Oooh. Rare Hothouse Flowers reference there. Second LP, the one that Clarkson owns.
I haven’t quite got the full picture of Christchurch yet, but it’s clearly a popular place. Three of the four folk I spoke to at breakfast were considering a move there.
It reminds me a bit of Abingdon, though neighbouring Bournemouth is no Oxford. Apart from the Priory, it lacks great architecture, but looks the part on a sunny February morning when you’re not working.
Attractive church, good for twitchers and sailors, half the price of Sandbanks.
And quite a lot of curry.
The centre has a bit more substance than Eastleigh, but feels a bit outdated. Most of the visitors are gentlefolk who like it that way.
There’s one craft beer bar, and what appeared to be a Dire Straits themed micro.
The cultural highlight seems to be a visit from Dennis Wise next week. I hope Dennis can fix that Kevin Rowland style moustache before then.
I was only wandering round town for half an hour before the trip to Wool, but I succumbed to the questionable charms of the Thomas Tripp, a pub so unremarkable I declined to bore you with it after my visit back in August. I’m all heart.

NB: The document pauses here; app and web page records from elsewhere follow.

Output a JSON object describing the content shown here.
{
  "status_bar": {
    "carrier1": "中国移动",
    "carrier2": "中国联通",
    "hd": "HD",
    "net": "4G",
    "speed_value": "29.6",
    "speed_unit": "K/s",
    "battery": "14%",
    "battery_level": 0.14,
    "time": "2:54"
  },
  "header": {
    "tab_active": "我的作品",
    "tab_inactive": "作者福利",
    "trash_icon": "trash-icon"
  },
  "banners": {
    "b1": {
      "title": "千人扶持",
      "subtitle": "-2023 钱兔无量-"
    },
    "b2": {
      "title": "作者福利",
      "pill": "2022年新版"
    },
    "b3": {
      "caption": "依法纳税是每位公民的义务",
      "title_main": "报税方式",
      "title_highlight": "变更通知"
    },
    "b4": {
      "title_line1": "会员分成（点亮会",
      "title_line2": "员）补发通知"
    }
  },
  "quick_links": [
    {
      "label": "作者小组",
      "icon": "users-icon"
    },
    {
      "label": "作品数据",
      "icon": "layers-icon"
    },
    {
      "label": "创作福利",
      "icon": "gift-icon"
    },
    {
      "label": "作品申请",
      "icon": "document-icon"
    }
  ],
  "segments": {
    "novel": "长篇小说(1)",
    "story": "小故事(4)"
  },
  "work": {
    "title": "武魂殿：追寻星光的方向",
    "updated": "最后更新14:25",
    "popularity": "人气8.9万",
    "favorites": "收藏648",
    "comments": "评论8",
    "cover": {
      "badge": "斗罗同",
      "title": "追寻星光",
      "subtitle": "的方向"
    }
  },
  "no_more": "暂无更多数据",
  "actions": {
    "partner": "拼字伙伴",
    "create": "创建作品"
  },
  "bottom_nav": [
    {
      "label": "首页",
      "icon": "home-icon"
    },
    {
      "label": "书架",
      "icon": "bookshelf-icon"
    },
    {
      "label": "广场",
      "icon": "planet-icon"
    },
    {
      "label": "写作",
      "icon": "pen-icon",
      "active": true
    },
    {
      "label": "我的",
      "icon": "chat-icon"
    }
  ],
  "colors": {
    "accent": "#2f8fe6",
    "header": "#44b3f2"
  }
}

There’s so few Ringwood* (or Badger or Palmers) outlets in the Guide you can justify revisits. Last year I found a busy dining pub filled with 30-somethings with cardigans listening to jazz, and an average pint of Best.
This time it looked a bit spartan, and the Six Nations tat (and Rugby World Cup 2015 inflatables) does it no favours. Edwyn Starr sang “War”, and for the next month it really will be a battle to find a southern pub without rugger bores on a Saturday. Just ask Si.
The Best was marginally better on Monday lunchtime (NBSS 3+). My notes say “robust“, whatever that means.
Still too many high tables to be pubby, though the Old Boys at the bar were suggesting this is as pubby as it gets in Christchurch.
But of course, a dreadful toilet pun can rescue the dullest of dull dining pubs. Ladies and Gentleman, I give you…
*Yes I know it’s Marston’s but you know what I mean.